"""
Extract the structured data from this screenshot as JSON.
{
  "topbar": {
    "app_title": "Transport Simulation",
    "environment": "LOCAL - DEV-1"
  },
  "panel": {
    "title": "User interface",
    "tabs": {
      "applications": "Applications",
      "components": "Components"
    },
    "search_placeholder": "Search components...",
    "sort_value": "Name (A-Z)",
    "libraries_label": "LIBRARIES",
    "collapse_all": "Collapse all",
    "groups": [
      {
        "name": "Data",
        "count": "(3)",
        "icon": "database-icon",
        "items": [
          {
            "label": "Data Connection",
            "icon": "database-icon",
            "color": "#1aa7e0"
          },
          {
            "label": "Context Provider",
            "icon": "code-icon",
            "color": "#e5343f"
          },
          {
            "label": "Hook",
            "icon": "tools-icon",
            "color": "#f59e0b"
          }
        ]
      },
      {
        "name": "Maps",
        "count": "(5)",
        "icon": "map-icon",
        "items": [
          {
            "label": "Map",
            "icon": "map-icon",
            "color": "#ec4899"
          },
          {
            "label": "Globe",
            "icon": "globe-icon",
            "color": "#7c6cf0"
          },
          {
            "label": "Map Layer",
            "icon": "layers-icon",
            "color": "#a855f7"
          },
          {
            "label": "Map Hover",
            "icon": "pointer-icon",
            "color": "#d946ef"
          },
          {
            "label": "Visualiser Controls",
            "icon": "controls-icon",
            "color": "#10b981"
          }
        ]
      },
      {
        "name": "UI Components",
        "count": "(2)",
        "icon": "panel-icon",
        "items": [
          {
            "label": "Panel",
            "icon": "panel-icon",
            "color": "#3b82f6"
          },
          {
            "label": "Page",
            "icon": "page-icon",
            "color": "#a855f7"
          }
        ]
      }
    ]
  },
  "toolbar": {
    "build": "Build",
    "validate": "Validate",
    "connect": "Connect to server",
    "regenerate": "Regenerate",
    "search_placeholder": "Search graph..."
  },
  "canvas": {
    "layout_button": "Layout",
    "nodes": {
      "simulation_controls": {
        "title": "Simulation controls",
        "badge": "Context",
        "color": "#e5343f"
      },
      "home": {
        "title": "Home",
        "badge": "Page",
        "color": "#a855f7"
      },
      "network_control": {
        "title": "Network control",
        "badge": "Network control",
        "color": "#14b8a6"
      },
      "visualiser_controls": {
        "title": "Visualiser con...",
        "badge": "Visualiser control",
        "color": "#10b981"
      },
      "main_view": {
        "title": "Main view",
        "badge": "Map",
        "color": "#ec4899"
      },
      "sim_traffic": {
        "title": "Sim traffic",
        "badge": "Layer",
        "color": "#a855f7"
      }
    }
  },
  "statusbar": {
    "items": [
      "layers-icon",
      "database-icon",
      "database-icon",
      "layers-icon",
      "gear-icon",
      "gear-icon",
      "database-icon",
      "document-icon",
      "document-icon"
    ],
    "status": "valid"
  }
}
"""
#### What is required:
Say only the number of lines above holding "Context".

#### Solved problem:
2